Poem of the Week | August 13, 2018

This week we are delighted to present a poem by “Gil Orlovitz, poet,” by Gerard Malanga. Malanga has published twelve books of poetry, including Whisper Sweet Nothings & Other Poems (Bottle of Smoke Press, 2017) and  recently completed his autobiography, In Remembrance of Things Past. His work has appeared in Poetry, Raritan, Yale Review, Harvard Review, Paris Review, and the New Yorker. He lives with his three cats in the shadow of the Catskills in Upstate New York.


Malanga says of this work,

“‘Gil Orlovitz, poet’ came to me in a dream, or rather he visited me in a dream which resulted in the poem. In the late 1950s through the early ’60s, he was this ubiquitous poet whose works appeared in magazines big and small and then seemingly dropped out of sight and died in 1973 at the age of fifty-five. His work literally dropped off the radar. No posthumous books existent. As a young poet we corresponded, and I met him only once which is partly what this poem is about; and this is my way of telling him that he’s not forgotten. His work can be read on the Poetry Foundation website and on his Wikipedia page.”


Gil Orlovitz, poet


How many opening lines have I attempted and discarded and still

I haven’t been brought closer to you,

to your personality, to the way you looked,

kind of disheveled, crusty at the edges,

maybe in need of a haircut even

is the way I remotely remember you,

though my memory is mostly faulty pretty much so.

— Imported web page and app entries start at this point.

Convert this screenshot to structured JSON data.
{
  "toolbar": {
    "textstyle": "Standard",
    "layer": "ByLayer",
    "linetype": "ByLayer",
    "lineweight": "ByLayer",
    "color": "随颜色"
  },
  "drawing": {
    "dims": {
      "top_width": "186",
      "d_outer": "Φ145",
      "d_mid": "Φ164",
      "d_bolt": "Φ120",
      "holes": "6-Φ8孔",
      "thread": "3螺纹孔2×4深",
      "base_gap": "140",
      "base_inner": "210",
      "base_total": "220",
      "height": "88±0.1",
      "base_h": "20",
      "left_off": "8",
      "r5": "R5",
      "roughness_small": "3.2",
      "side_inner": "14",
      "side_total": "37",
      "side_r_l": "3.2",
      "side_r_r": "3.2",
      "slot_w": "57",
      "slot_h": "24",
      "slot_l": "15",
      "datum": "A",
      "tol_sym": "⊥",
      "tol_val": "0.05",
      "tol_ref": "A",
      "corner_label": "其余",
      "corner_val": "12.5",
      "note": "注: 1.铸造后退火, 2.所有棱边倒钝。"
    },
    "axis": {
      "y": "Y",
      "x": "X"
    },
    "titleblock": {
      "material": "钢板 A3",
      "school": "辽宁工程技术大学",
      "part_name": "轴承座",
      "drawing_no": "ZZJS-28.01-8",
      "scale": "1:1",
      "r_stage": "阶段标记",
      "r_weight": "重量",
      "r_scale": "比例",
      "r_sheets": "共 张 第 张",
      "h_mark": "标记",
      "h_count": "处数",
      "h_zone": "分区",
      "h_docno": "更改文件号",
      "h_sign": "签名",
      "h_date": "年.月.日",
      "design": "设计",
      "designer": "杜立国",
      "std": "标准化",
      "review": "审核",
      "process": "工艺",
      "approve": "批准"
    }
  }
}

The why and wherefore of our one and only encounter

I wanna say, c. ’61 or ’62, at most.

Not the après of spring or early fall, après-ski

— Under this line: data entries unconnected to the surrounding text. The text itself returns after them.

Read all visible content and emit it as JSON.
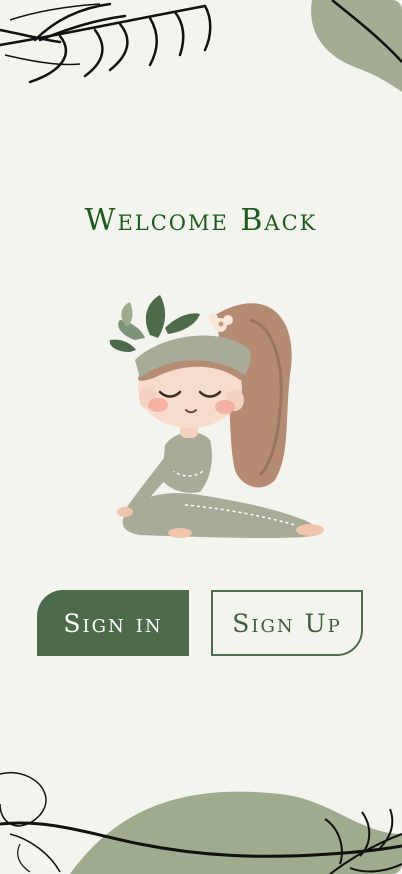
{
  "screen": {
    "title": "Welcome Back"
  },
  "buttons": {
    "sign_in_label": "Sign in",
    "sign_up_label": "Sign Up"
  },
  "illustration": {
    "subject": "girl-yoga-pose"
  },
  "colors": {
    "background": "#f4f4ef",
    "title": "#1e5a1e",
    "primary": "#4d6b4b",
    "sage": "#9eab8c"
  }
}
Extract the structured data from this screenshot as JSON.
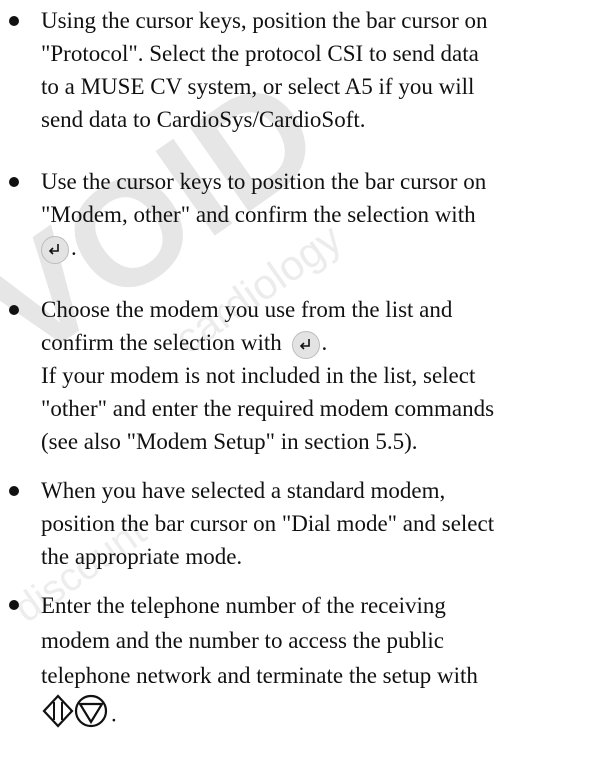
{
  "watermark": {
    "large": "VOID",
    "small_1": "cardiology",
    "small_2": "discount"
  },
  "bullets": [
    {
      "lines": [
        "Using the cursor keys, position the bar cursor on",
        "\"Protocol\". Select the protocol CSI to send data",
        "to a MUSE CV system, or select A5 if you will",
        "send data to CardioSys/CardioSoft."
      ]
    },
    {
      "lines": [
        "Use the cursor keys to position the bar cursor on",
        "\"Modem, other\" and confirm the selection with"
      ],
      "after_icon": "."
    },
    {
      "line_1": "Choose the modem you use from the list and",
      "line_2_before": "confirm the selection with",
      "line_2_after": ".",
      "lines_rest": [
        "If your modem is not included in the list, select",
        "\"other\" and enter the required modem commands",
        "(see also \"Modem Setup\" in section 5.5)."
      ]
    },
    {
      "lines": [
        "When you have selected a standard modem,",
        "position the bar cursor on \"Dial mode\" and select",
        "the appropriate mode."
      ]
    },
    {
      "lines": [
        "Enter the telephone number of the receiving",
        "modem and the number to access the public",
        "telephone network and terminate the setup with"
      ],
      "after_icon": "."
    }
  ],
  "icons": {
    "enter_key": "enter-key-icon",
    "start_stop": "start-stop-icon"
  }
}
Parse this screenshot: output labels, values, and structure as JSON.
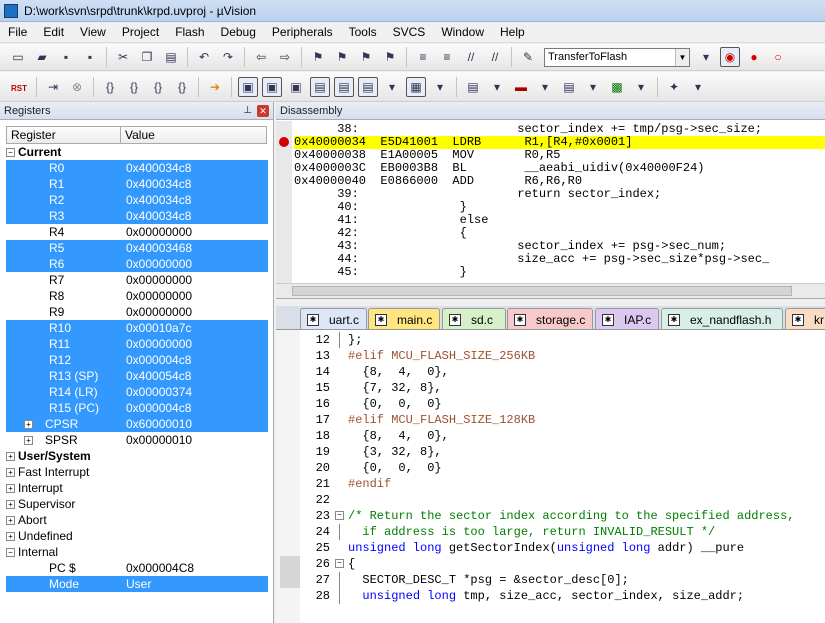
{
  "window": {
    "title": "D:\\work\\svn\\srpd\\trunk\\krpd.uvproj - µVision"
  },
  "menu": [
    "File",
    "Edit",
    "View",
    "Project",
    "Flash",
    "Debug",
    "Peripherals",
    "Tools",
    "SVCS",
    "Window",
    "Help"
  ],
  "toolbar": {
    "target": "TransferToFlash",
    "rst_label_1": "RST",
    "rst_label_2": "RST"
  },
  "registers": {
    "panel_title": "Registers",
    "col_register": "Register",
    "col_value": "Value",
    "current": "Current",
    "rows": [
      {
        "name": "R0",
        "value": "0x400034c8"
      },
      {
        "name": "R1",
        "value": "0x400034c8"
      },
      {
        "name": "R2",
        "value": "0x400034c8"
      },
      {
        "name": "R3",
        "value": "0x400034c8"
      },
      {
        "name": "R4",
        "value": "0x00000000"
      },
      {
        "name": "R5",
        "value": "0x40003468"
      },
      {
        "name": "R6",
        "value": "0x00000000"
      },
      {
        "name": "R7",
        "value": "0x00000000"
      },
      {
        "name": "R8",
        "value": "0x00000000"
      },
      {
        "name": "R9",
        "value": "0x00000000"
      },
      {
        "name": "R10",
        "value": "0x00010a7c"
      },
      {
        "name": "R11",
        "value": "0x00000000"
      },
      {
        "name": "R12",
        "value": "0x000004c8"
      },
      {
        "name": "R13 (SP)",
        "value": "0x400054c8"
      },
      {
        "name": "R14 (LR)",
        "value": "0x00000374"
      },
      {
        "name": "R15 (PC)",
        "value": "0x000004c8"
      },
      {
        "name": "CPSR",
        "value": "0x60000010"
      },
      {
        "name": "SPSR",
        "value": "0x00000010"
      }
    ],
    "groups": [
      "User/System",
      "Fast Interrupt",
      "Interrupt",
      "Supervisor",
      "Abort",
      "Undefined",
      "Internal"
    ],
    "internal_rows": [
      {
        "name": "PC  $",
        "value": "0x000004C8"
      },
      {
        "name": "Mode",
        "value": "User"
      }
    ]
  },
  "disassembly": {
    "panel_title": "Disassembly",
    "lines": [
      "      38:                      sector_index += tmp/psg->sec_size;",
      "0x40000034  E5D41001  LDRB      R1,[R4,#0x0001]",
      "0x40000038  E1A00005  MOV       R0,R5",
      "0x4000003C  EB0003B8  BL        __aeabi_uidiv(0x40000F24)",
      "0x40000040  E0866000  ADD       R6,R6,R0",
      "      39:                      return sector_index;",
      "      40:              }",
      "      41:              else",
      "      42:              {",
      "      43:                      sector_index += psg->sec_num;",
      "      44:                      size_acc += psg->sec_size*psg->sec_",
      "      45:              }"
    ]
  },
  "tabs": [
    "uart.c",
    "main.c",
    "sd.c",
    "storage.c",
    "IAP.c",
    "ex_nandflash.h",
    "kr"
  ],
  "editor": {
    "lines": [
      {
        "num": "12",
        "parts": [
          [
            "",
            "};"
          ]
        ]
      },
      {
        "num": "13",
        "parts": [
          [
            "pre",
            "#elif MCU_FLASH_SIZE_256KB"
          ]
        ]
      },
      {
        "num": "14",
        "parts": [
          [
            "",
            "  {8,  4,  0},"
          ]
        ]
      },
      {
        "num": "15",
        "parts": [
          [
            "",
            "  {7, 32, 8},"
          ]
        ]
      },
      {
        "num": "16",
        "parts": [
          [
            "",
            "  {0,  0,  0}"
          ]
        ]
      },
      {
        "num": "17",
        "parts": [
          [
            "pre",
            "#elif MCU_FLASH_SIZE_128KB"
          ]
        ]
      },
      {
        "num": "18",
        "parts": [
          [
            "",
            "  {8,  4,  0},"
          ]
        ]
      },
      {
        "num": "19",
        "parts": [
          [
            "",
            "  {3, 32, 8},"
          ]
        ]
      },
      {
        "num": "20",
        "parts": [
          [
            "",
            "  {0,  0,  0}"
          ]
        ]
      },
      {
        "num": "21",
        "parts": [
          [
            "pre",
            "#endif"
          ]
        ]
      },
      {
        "num": "22",
        "parts": [
          [
            "",
            ""
          ]
        ]
      },
      {
        "num": "23",
        "parts": [
          [
            "cm",
            "/* Return the sector index according to the specified address,"
          ]
        ]
      },
      {
        "num": "24",
        "parts": [
          [
            "cm",
            "  if address is too large, return INVALID_RESULT */"
          ]
        ]
      },
      {
        "num": "25",
        "parts": [
          [
            "kw",
            "unsigned long"
          ],
          [
            "",
            " getSectorIndex("
          ],
          [
            "kw",
            "unsigned long"
          ],
          [
            "",
            " addr) __pure"
          ]
        ]
      },
      {
        "num": "26",
        "parts": [
          [
            "",
            "{"
          ]
        ]
      },
      {
        "num": "27",
        "parts": [
          [
            "",
            "  SECTOR_DESC_T *psg = &sector_desc[0];"
          ]
        ]
      },
      {
        "num": "28",
        "parts": [
          [
            "",
            "  "
          ],
          [
            "kw",
            "unsigned long"
          ],
          [
            "",
            " tmp, size_acc, sector_index, size_addr;"
          ]
        ]
      }
    ]
  },
  "colors": {
    "selection": "#3399ff",
    "highlight": "#ffff00",
    "keyword": "#0000ff",
    "comment": "#008000",
    "preprocessor": "#a0522d"
  }
}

of this or that.  Your name immersed

in every little magazine I turned to.

Had you one of your own?  I can’t recall.

Did you live on the Upper West Side for long,

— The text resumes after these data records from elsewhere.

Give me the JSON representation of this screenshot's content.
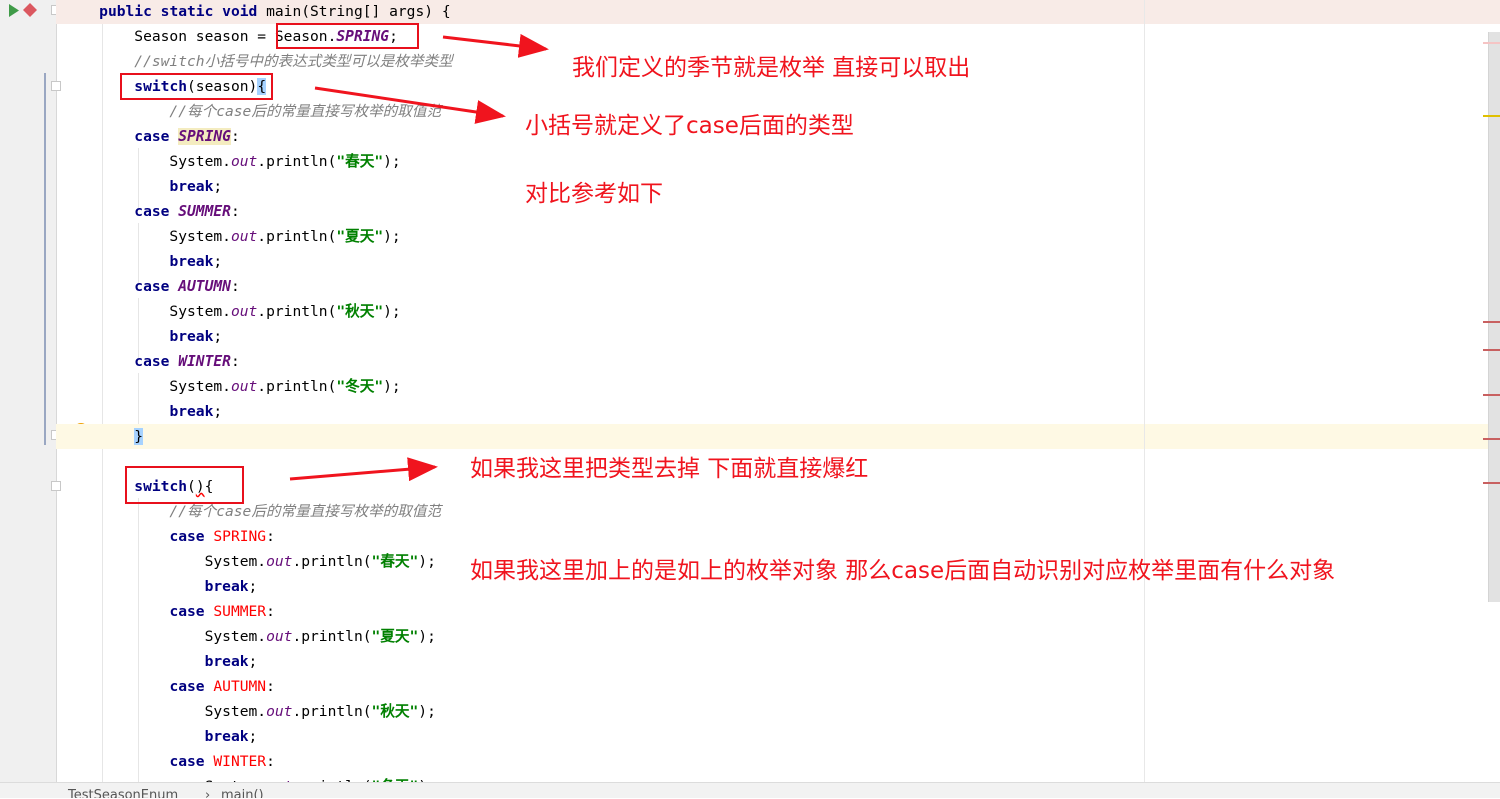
{
  "editor": {
    "lines": [
      {
        "hl": "pink",
        "segs": [
          [
            "    ",
            ""
          ],
          [
            "public static void ",
            "kw"
          ],
          [
            "main(String[] args) {",
            ""
          ]
        ]
      },
      {
        "segs": [
          [
            "        Season season = Season.",
            ""
          ],
          [
            "SPRING",
            "it"
          ],
          [
            ";",
            ""
          ]
        ]
      },
      {
        "segs": [
          [
            "        //switch小括号中的表达式类型可以是枚举类型",
            "cm"
          ]
        ]
      },
      {
        "segs": [
          [
            "        ",
            ""
          ],
          [
            "switch",
            "kw"
          ],
          [
            "(season)",
            ""
          ],
          [
            "{",
            "brace"
          ]
        ]
      },
      {
        "segs": [
          [
            "            //每个case后的常量直接写枚举的取值范",
            "cm"
          ]
        ]
      },
      {
        "segs": [
          [
            "        ",
            ""
          ],
          [
            "case ",
            "kw"
          ],
          [
            "SPRING",
            "it mark"
          ],
          [
            ":",
            ""
          ]
        ]
      },
      {
        "segs": [
          [
            "            System.",
            ""
          ],
          [
            "out",
            "ito"
          ],
          [
            ".println(",
            ""
          ],
          [
            "\"春天\"",
            "str"
          ],
          [
            ");",
            ""
          ]
        ]
      },
      {
        "segs": [
          [
            "            ",
            ""
          ],
          [
            "break",
            "kw"
          ],
          [
            ";",
            ""
          ]
        ]
      },
      {
        "segs": [
          [
            "        ",
            ""
          ],
          [
            "case ",
            "kw"
          ],
          [
            "SUMMER",
            "it"
          ],
          [
            ":",
            ""
          ]
        ]
      },
      {
        "segs": [
          [
            "            System.",
            ""
          ],
          [
            "out",
            "ito"
          ],
          [
            ".println(",
            ""
          ],
          [
            "\"夏天\"",
            "str"
          ],
          [
            ");",
            ""
          ]
        ]
      },
      {
        "segs": [
          [
            "            ",
            ""
          ],
          [
            "break",
            "kw"
          ],
          [
            ";",
            ""
          ]
        ]
      },
      {
        "segs": [
          [
            "        ",
            ""
          ],
          [
            "case ",
            "kw"
          ],
          [
            "AUTUMN",
            "it"
          ],
          [
            ":",
            ""
          ]
        ]
      },
      {
        "segs": [
          [
            "            System.",
            ""
          ],
          [
            "out",
            "ito"
          ],
          [
            ".println(",
            ""
          ],
          [
            "\"秋天\"",
            "str"
          ],
          [
            ");",
            ""
          ]
        ]
      },
      {
        "segs": [
          [
            "            ",
            ""
          ],
          [
            "break",
            "kw"
          ],
          [
            ";",
            ""
          ]
        ]
      },
      {
        "segs": [
          [
            "        ",
            ""
          ],
          [
            "case ",
            "kw"
          ],
          [
            "WINTER",
            "it"
          ],
          [
            ":",
            ""
          ]
        ]
      },
      {
        "segs": [
          [
            "            System.",
            ""
          ],
          [
            "out",
            "ito"
          ],
          [
            ".println(",
            ""
          ],
          [
            "\"冬天\"",
            "str"
          ],
          [
            ");",
            ""
          ]
        ]
      },
      {
        "segs": [
          [
            "            ",
            ""
          ],
          [
            "break",
            "kw"
          ],
          [
            ";",
            ""
          ]
        ]
      },
      {
        "hl": "yellow",
        "segs": [
          [
            "        ",
            ""
          ],
          [
            "}",
            "brace"
          ]
        ]
      },
      {
        "segs": [
          [
            "",
            ""
          ]
        ]
      },
      {
        "segs": [
          [
            "        ",
            ""
          ],
          [
            "switch",
            "kw"
          ],
          [
            "(",
            ""
          ],
          [
            ")",
            "squig"
          ],
          [
            "{",
            ""
          ]
        ]
      },
      {
        "segs": [
          [
            "            //每个case后的常量直接写枚举的取值范",
            "cm"
          ]
        ]
      },
      {
        "segs": [
          [
            "            ",
            ""
          ],
          [
            "case ",
            "kw"
          ],
          [
            "SPRING",
            "err"
          ],
          [
            ":",
            ""
          ]
        ]
      },
      {
        "segs": [
          [
            "                System.",
            ""
          ],
          [
            "out",
            "ito"
          ],
          [
            ".println(",
            ""
          ],
          [
            "\"春天\"",
            "str"
          ],
          [
            ");",
            ""
          ]
        ]
      },
      {
        "segs": [
          [
            "                ",
            ""
          ],
          [
            "break",
            "kw"
          ],
          [
            ";",
            ""
          ]
        ]
      },
      {
        "segs": [
          [
            "            ",
            ""
          ],
          [
            "case ",
            "kw"
          ],
          [
            "SUMMER",
            "err"
          ],
          [
            ":",
            ""
          ]
        ]
      },
      {
        "segs": [
          [
            "                System.",
            ""
          ],
          [
            "out",
            "ito"
          ],
          [
            ".println(",
            ""
          ],
          [
            "\"夏天\"",
            "str"
          ],
          [
            ");",
            ""
          ]
        ]
      },
      {
        "segs": [
          [
            "                ",
            ""
          ],
          [
            "break",
            "kw"
          ],
          [
            ";",
            ""
          ]
        ]
      },
      {
        "segs": [
          [
            "            ",
            ""
          ],
          [
            "case ",
            "kw"
          ],
          [
            "AUTUMN",
            "err"
          ],
          [
            ":",
            ""
          ]
        ]
      },
      {
        "segs": [
          [
            "                System.",
            ""
          ],
          [
            "out",
            "ito"
          ],
          [
            ".println(",
            ""
          ],
          [
            "\"秋天\"",
            "str"
          ],
          [
            ");",
            ""
          ]
        ]
      },
      {
        "segs": [
          [
            "                ",
            ""
          ],
          [
            "break",
            "kw"
          ],
          [
            ";",
            ""
          ]
        ]
      },
      {
        "segs": [
          [
            "            ",
            ""
          ],
          [
            "case ",
            "kw"
          ],
          [
            "WINTER",
            "err"
          ],
          [
            ":",
            ""
          ]
        ]
      },
      {
        "segs": [
          [
            "                System.",
            ""
          ],
          [
            "out",
            "ito"
          ],
          [
            ".println(",
            ""
          ],
          [
            "\"冬天\"",
            "str"
          ],
          [
            ");",
            ""
          ]
        ]
      }
    ]
  },
  "annotations": {
    "note1": "我们定义的季节就是枚举 直接可以取出",
    "note2": "小括号就定义了case后面的类型",
    "note3": "对比参考如下",
    "note4": "如果我这里把类型去掉 下面就直接爆红",
    "note5": "如果我这里加上的是如上的枚举对象  那么case后面自动识别对应枚举里面有什么对象",
    "color": "#f0141e"
  },
  "statusbar": {
    "breadcrumb": [
      "TestSeasonEnum",
      "main()"
    ],
    "separator": "›"
  },
  "icons": {
    "run": "run-icon",
    "breakpoint": "breakpoint-icon",
    "intention": "lightbulb-icon"
  }
}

or is that also a mistaken memory?

Why those grey and gloomy skies

I associate with you?

Why those elusive heavens

when stepping out from the “D” train stop at West 4th

to catch up with you?

Why am I in such a rush to know more?

And then your presence or your presences stopped suddenly.

Everything about what I didn’t even know about you

shrunk from those early clues.

This plunge into late 19th-century Mallarmé-style obscurité

and you were heard from no more.

It was as if you turned into this poète maudit

without a trace or a history, without a footnote even,

as the traffic snarls its way past all those crenelated lampposts,

those ghostly dins and twilights.